■ TASK DIRECTIONS
Examine each line of the data, and copy the ones containing "director".
GIVEN ENTRIES section start
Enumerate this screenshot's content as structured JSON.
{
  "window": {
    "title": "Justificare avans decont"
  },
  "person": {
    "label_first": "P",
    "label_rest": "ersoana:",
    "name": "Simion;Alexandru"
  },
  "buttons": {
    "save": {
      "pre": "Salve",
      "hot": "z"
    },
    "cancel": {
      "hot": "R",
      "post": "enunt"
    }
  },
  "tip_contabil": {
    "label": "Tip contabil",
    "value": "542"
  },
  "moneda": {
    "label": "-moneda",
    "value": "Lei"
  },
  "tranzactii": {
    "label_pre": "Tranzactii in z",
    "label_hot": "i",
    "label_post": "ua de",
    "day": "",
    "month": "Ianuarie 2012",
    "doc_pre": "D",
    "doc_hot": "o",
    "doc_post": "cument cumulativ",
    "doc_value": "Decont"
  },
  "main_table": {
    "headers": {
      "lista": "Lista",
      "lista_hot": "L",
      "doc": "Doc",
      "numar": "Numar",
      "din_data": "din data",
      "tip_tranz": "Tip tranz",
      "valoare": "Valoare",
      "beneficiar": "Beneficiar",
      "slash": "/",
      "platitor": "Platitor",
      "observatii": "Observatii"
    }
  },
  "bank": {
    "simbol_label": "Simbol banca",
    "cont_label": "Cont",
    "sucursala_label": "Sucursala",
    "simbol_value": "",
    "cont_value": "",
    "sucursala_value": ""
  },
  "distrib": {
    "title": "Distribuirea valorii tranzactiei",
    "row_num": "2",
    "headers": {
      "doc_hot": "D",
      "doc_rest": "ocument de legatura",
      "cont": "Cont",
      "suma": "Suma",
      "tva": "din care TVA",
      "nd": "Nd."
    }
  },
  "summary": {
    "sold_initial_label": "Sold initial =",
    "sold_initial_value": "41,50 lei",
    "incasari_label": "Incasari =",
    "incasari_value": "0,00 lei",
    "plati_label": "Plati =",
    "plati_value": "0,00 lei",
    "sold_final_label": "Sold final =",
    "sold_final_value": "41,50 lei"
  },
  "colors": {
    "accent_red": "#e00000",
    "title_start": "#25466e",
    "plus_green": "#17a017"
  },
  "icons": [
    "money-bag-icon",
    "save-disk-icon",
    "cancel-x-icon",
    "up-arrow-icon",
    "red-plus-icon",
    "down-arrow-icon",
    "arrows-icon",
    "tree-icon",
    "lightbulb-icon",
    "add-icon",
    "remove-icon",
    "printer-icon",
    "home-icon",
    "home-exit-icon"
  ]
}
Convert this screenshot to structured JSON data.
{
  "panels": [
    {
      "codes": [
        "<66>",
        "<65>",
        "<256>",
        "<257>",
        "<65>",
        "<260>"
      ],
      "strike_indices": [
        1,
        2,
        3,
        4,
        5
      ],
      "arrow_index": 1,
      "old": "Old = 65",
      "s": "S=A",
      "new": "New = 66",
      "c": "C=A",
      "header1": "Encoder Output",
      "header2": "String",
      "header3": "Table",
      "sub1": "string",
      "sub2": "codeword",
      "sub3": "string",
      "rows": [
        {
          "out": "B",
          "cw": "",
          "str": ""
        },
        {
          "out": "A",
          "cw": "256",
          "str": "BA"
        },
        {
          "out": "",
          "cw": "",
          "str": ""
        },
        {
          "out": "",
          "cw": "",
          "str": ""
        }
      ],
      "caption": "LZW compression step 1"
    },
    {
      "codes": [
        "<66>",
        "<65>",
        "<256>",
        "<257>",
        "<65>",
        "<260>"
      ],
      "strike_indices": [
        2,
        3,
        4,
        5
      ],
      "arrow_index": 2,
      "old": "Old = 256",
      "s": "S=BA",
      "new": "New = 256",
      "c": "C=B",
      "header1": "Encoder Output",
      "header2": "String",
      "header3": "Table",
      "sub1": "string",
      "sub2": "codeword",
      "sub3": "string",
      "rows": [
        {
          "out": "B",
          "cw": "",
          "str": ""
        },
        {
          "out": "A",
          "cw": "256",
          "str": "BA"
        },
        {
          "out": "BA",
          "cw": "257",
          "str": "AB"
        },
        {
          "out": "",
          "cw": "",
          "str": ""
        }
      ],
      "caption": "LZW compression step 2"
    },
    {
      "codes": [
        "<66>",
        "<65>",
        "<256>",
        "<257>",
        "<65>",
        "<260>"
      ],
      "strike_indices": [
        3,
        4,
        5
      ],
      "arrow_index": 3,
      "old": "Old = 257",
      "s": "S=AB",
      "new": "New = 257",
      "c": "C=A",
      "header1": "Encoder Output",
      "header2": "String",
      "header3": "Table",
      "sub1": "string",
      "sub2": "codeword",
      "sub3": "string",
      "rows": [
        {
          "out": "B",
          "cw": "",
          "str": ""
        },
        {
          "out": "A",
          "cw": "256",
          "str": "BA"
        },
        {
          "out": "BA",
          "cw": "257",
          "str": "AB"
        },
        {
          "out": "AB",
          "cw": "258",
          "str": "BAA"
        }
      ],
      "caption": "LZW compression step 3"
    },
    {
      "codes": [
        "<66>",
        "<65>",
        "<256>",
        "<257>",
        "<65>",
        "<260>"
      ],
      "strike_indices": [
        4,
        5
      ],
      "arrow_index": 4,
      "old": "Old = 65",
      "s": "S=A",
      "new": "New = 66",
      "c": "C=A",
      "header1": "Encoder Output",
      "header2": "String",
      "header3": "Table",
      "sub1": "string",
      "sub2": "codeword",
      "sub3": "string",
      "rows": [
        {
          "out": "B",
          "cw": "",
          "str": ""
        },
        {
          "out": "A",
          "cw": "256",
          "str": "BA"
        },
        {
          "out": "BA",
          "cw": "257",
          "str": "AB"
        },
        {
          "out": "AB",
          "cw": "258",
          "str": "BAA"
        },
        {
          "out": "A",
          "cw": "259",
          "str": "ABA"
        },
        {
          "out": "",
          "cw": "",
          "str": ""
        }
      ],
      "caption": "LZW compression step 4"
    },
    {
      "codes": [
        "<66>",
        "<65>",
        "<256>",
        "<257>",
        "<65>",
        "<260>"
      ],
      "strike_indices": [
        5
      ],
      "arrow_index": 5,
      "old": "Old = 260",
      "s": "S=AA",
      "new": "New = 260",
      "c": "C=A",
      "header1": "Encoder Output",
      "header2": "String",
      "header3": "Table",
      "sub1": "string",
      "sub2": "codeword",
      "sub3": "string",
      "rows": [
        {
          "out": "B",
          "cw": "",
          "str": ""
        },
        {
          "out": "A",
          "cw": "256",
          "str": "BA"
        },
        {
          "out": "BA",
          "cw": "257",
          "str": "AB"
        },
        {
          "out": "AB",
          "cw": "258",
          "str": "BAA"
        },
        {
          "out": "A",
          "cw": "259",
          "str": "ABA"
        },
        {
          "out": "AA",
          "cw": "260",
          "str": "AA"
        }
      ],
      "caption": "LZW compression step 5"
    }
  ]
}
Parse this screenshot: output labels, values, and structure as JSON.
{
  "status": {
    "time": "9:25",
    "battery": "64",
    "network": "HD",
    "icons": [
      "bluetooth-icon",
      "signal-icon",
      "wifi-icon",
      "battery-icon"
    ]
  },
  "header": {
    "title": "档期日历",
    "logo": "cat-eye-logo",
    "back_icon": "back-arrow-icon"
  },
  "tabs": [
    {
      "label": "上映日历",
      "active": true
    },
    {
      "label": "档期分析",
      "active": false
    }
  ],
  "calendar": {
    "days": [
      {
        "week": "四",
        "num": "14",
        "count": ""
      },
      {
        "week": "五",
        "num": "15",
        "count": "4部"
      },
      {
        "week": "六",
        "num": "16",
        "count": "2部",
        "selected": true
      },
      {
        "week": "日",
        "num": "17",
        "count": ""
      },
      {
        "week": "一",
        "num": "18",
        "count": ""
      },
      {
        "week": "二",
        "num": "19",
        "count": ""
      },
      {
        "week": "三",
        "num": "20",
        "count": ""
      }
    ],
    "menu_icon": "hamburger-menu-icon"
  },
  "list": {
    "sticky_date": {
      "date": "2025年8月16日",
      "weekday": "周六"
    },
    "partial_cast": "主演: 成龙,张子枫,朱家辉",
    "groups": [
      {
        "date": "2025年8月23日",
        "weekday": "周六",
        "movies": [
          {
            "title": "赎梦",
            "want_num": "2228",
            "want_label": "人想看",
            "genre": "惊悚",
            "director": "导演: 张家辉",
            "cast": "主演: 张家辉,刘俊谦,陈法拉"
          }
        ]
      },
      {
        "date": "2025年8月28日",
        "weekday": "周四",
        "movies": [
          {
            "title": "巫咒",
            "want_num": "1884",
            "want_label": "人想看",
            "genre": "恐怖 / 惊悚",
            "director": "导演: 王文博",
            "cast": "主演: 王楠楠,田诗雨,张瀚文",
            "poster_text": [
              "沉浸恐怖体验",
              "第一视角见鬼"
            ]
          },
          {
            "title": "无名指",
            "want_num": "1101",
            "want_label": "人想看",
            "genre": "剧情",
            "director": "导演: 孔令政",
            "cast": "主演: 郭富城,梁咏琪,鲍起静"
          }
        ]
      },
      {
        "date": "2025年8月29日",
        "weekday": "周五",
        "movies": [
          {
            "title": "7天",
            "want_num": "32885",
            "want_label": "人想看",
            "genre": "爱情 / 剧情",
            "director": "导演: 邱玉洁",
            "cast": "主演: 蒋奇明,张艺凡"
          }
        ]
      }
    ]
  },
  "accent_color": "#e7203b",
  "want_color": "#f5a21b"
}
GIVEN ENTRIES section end
■ FINAL ANSWER
            "director": "导演: 张家辉",
            "director": "导演: 王文博",
            "director": "导演: 孔令政",
            "director": "导演: 邱玉洁",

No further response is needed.